will break later on when somebody caches another fd 
somewhere else in the standard library.

Also, the proposed os.daemonize() function that knows about its 
own fds would also work.

Still, the most robust solution is not to cache open fds in the 
library or perhaps catch the EBADF exception and reopen.

There are several solutions but closing this bug as invalid doesn't 
seem an appropriate one.

msg24905 - (view) Author: pocket_aces (pocket_aces) Date: 2005-06-08 22:10
Logged In: YES 

We ran across this problem when we upgraded to 2.4.  We use
python embedded in a multi-threaded C++ process and use
multiple subinterpreters.  When a subinterpreter shuts down
and the os module unloads, os._urandomfd is not closed
because it is not a file object but rather just an integer.
 As such, after a while, our process had hundreds of
dangling open file descriptors to /dev/urandom.

I would think, at the very least, if this were a file
object, it would be closed when the module was unloaded (the
deallocator for fileobject closes the file).  However, that
doesn't make it any easier for those who are forking
processes.  Probably the best bet is to close it after
reading the data.  If you need a "high performance, multiple
seek" urandom, just open /dev/urandom yourself.

Either way, this bug is not invalid and needs to be addressed.

My 2 cents..
msg24906 - (view) Author: Peter Åstrand (astrand) * (Python committer) Date: 2005-07-04 13:01
Logged In: YES 

This bug is a major problem for us as well. This bug also
breaks the subprocess module. Try, for example:

subprocess.Popen(["ls"], close_fds=1, preexec_fn=lambda:

I agree with lcaamano; the library should NOT cache a file
descriptor by default. Correctness and robustness is more
important than speed. 

Has anyone really been able to verify that the performance
with opening /dev/urandom each time is a problem? If it is,
we could add a new function to the os module that activates
the fd caching. If you have been calling this function, you
have indicated that you are aware of the problem and will
not close the cached fd. Legacy code will continue to function. 
msg24907 - (view) Author: Georg Brandl (georg.brandl) * (Python committer) Date: 2005-07-04 14:26
Logged In: YES 

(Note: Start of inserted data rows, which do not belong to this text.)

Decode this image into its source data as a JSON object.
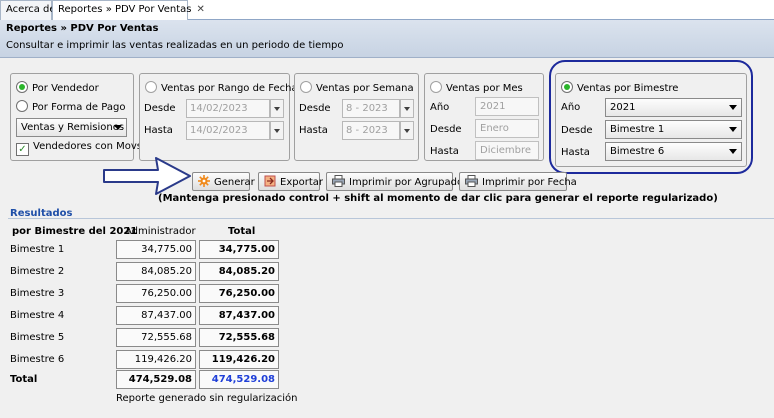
{
  "tabs": [
    {
      "label": "Acerca de"
    },
    {
      "label": "Reportes » PDV Por Ventas",
      "close": "✕"
    }
  ],
  "header": {
    "title": "Reportes » PDV Por Ventas",
    "subtitle": "Consultar e imprimir las ventas realizadas en un periodo de tiempo"
  },
  "group_vendedor": {
    "opt_vendedor": "Por Vendedor",
    "opt_forma_pago": "Por Forma de Pago",
    "select_value": "Ventas y Remisiones",
    "check_label": "Vendedores con Movs",
    "check_mark": "✓"
  },
  "group_fechas": {
    "title": "Ventas por Rango de Fechas",
    "desde_label": "Desde",
    "desde_value": "14/02/2023",
    "hasta_label": "Hasta",
    "hasta_value": "14/02/2023"
  },
  "group_semana": {
    "title": "Ventas por Semana",
    "desde_label": "Desde",
    "desde_value": "8 - 2023",
    "hasta_label": "Hasta",
    "hasta_value": "8 - 2023"
  },
  "group_mes": {
    "title": "Ventas por Mes",
    "anio_label": "Año",
    "anio_value": "2021",
    "desde_label": "Desde",
    "desde_value": "Enero",
    "hasta_label": "Hasta",
    "hasta_value": "Diciembre"
  },
  "group_bimestre": {
    "title": "Ventas por Bimestre",
    "anio_label": "Año",
    "anio_value": "2021",
    "desde_label": "Desde",
    "desde_value": "Bimestre 1",
    "hasta_label": "Hasta",
    "hasta_value": "Bimestre 6"
  },
  "toolbar": {
    "generar": "Generar",
    "exportar": "Exportar",
    "imprimir_agrupador": "Imprimir por Agrupador",
    "imprimir_fecha": "Imprimir por Fecha",
    "note": "(Mantenga presionado control + shift al momento de dar clic para generar el reporte regularizado)"
  },
  "results": {
    "label": "Resultados",
    "col_period": "por Bimestre del 2021",
    "col_admin": "Administrador",
    "col_total": "Total",
    "rows": [
      {
        "name": "Bimestre 1",
        "admin": "34,775.00",
        "total": "34,775.00"
      },
      {
        "name": "Bimestre 2",
        "admin": "84,085.20",
        "total": "84,085.20"
      },
      {
        "name": "Bimestre 3",
        "admin": "76,250.00",
        "total": "76,250.00"
      },
      {
        "name": "Bimestre 4",
        "admin": "87,437.00",
        "total": "87,437.00"
      },
      {
        "name": "Bimestre 5",
        "admin": "72,555.68",
        "total": "72,555.68"
      },
      {
        "name": "Bimestre 6",
        "admin": "119,426.20",
        "total": "119,426.20"
      }
    ],
    "total_label": "Total",
    "total_admin": "474,529.08",
    "total_total": "474,529.08",
    "footer": "Reporte generado sin regularización"
  },
  "colors": {
    "accent": "#1f3fd8",
    "highlight": "#1d2a9c",
    "radio_selected": "#2bb52b"
  }
}
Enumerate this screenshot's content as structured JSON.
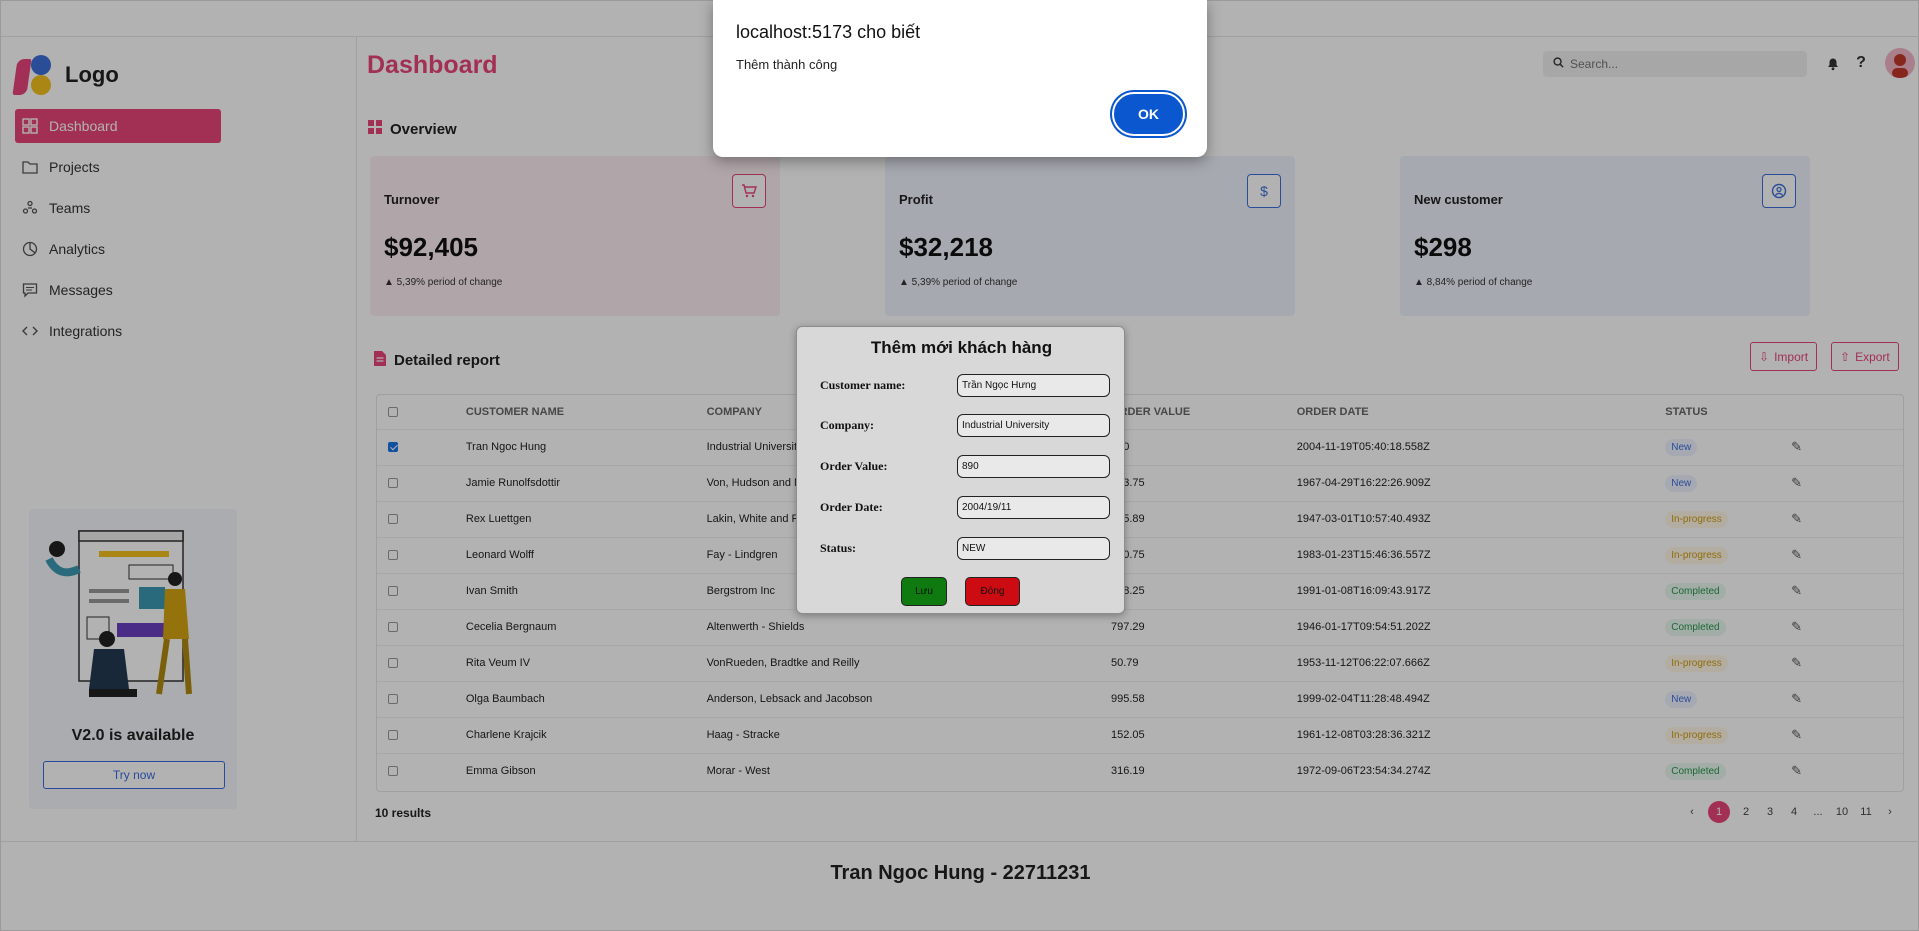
{
  "sidebar": {
    "logo_text": "Logo",
    "items": [
      {
        "label": "Dashboard",
        "icon": "grid-icon",
        "active": true
      },
      {
        "label": "Projects",
        "icon": "folder-icon"
      },
      {
        "label": "Teams",
        "icon": "team-icon"
      },
      {
        "label": "Analytics",
        "icon": "pie-chart-icon"
      },
      {
        "label": "Messages",
        "icon": "message-icon"
      },
      {
        "label": "Integrations",
        "icon": "code-icon"
      }
    ],
    "promo": {
      "title": "V2.0 is available",
      "button": "Try now"
    }
  },
  "header": {
    "title": "Dashboard",
    "search_placeholder": "Search..."
  },
  "overview": {
    "title": "Overview",
    "cards": [
      {
        "title": "Turnover",
        "value": "$92,405",
        "change": "▲ 5,39% period of change",
        "icon": "cart-icon",
        "accent": "#e8457a",
        "bg": "#fdeef3"
      },
      {
        "title": "Profit",
        "value": "$32,218",
        "change": "▲ 5,39% period of change",
        "icon": "dollar-icon",
        "accent": "#3d6fdc",
        "bg": "#eef3fd"
      },
      {
        "title": "New customer",
        "value": "$298",
        "change": "▲ 8,84% period of change",
        "icon": "user-circle-icon",
        "accent": "#3d6fdc",
        "bg": "#eef3fd"
      }
    ]
  },
  "report": {
    "title": "Detailed report",
    "import_label": "Import",
    "export_label": "Export",
    "columns": [
      "CUSTOMER NAME",
      "COMPANY",
      "ORDER VALUE",
      "ORDER DATE",
      "STATUS"
    ],
    "rows": [
      {
        "checked": true,
        "name": "Tran Ngoc Hung",
        "company": "Industrial University",
        "value": "890",
        "date": "2004-11-19T05:40:18.558Z",
        "status": "New"
      },
      {
        "checked": false,
        "name": "Jamie Runolfsdottir",
        "company": "Von, Hudson and Mayert",
        "value": "263.75",
        "date": "1967-04-29T16:22:26.909Z",
        "status": "New"
      },
      {
        "checked": false,
        "name": "Rex Luettgen",
        "company": "Lakin, White and Runte",
        "value": "445.89",
        "date": "1947-03-01T10:57:40.493Z",
        "status": "In-progress"
      },
      {
        "checked": false,
        "name": "Leonard Wolff",
        "company": "Fay - Lindgren",
        "value": "130.75",
        "date": "1983-01-23T15:46:36.557Z",
        "status": "In-progress"
      },
      {
        "checked": false,
        "name": "Ivan Smith",
        "company": "Bergstrom Inc",
        "value": "668.25",
        "date": "1991-01-08T16:09:43.917Z",
        "status": "Completed"
      },
      {
        "checked": false,
        "name": "Cecelia Bergnaum",
        "company": "Altenwerth - Shields",
        "value": "797.29",
        "date": "1946-01-17T09:54:51.202Z",
        "status": "Completed"
      },
      {
        "checked": false,
        "name": "Rita Veum IV",
        "company": "VonRueden, Bradtke and Reilly",
        "value": "50.79",
        "date": "1953-11-12T06:22:07.666Z",
        "status": "In-progress"
      },
      {
        "checked": false,
        "name": "Olga Baumbach",
        "company": "Anderson, Lebsack and Jacobson",
        "value": "995.58",
        "date": "1999-02-04T11:28:48.494Z",
        "status": "New"
      },
      {
        "checked": false,
        "name": "Charlene Krajcik",
        "company": "Haag - Stracke",
        "value": "152.05",
        "date": "1961-12-08T03:28:36.321Z",
        "status": "In-progress"
      },
      {
        "checked": false,
        "name": "Emma Gibson",
        "company": "Morar - West",
        "value": "316.19",
        "date": "1972-09-06T23:54:34.274Z",
        "status": "Completed"
      }
    ],
    "results": "10 results",
    "pages": [
      "‹",
      "1",
      "2",
      "3",
      "4",
      "...",
      "10",
      "11",
      "›"
    ],
    "current_page": "1"
  },
  "footer": {
    "text": "Tran Ngoc Hung - 22711231"
  },
  "modal": {
    "title": "Thêm mới khách hàng",
    "fields": [
      {
        "label": "Customer name:",
        "value": "Trần Ngọc Hưng"
      },
      {
        "label": "Company:",
        "value": "Industrial University"
      },
      {
        "label": "Order Value:",
        "value": "890"
      },
      {
        "label": "Order Date:",
        "value": "2004/19/11"
      },
      {
        "label": "Status:",
        "value": "NEW"
      }
    ],
    "save_label": "Lưu",
    "close_label": "Đóng"
  },
  "alert": {
    "origin": "localhost:5173 cho biết",
    "message": "Thêm thành công",
    "ok_label": "OK"
  }
}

Attaching a patch for Lib/, fixing this on Unix.

On Windows, a completely different method is used for
urandom, so I think it is not relevant here.

Please review.
msg24908 - (view) Author: Raymond Hettinger (rhettinger) * (Python committer) Date: 2005-07-04 14:56
Logged In: YES 

I'm on Windows so cannot be of much use on the patch review.
 It looks fine to me and I agree that something ought to be
done.  MvL reviewed and posted the original patch so he may
be better able to comment on this patch.  Alternatively,
Peter A. can review/approve it.
msg24909 - (view) Author: Martin v. Löwis (loewis) * (Python committer) Date: 2005-07-04 15:54
Logged In: YES 

The patch is fine, please apply - both to the trunk and to 2.4. 
msg24910 - (view) Author: Georg Brandl (georg.brandl) * (Python committer) Date: 2005-07-04 17:17
Logged In: YES 

Committed as Lib/ r1.87, r1.83.2.3.
Date User Action Args
2022-04-11 14:56:10adminsetgithub: 41809
2005-04-06 01:03:31majidcreate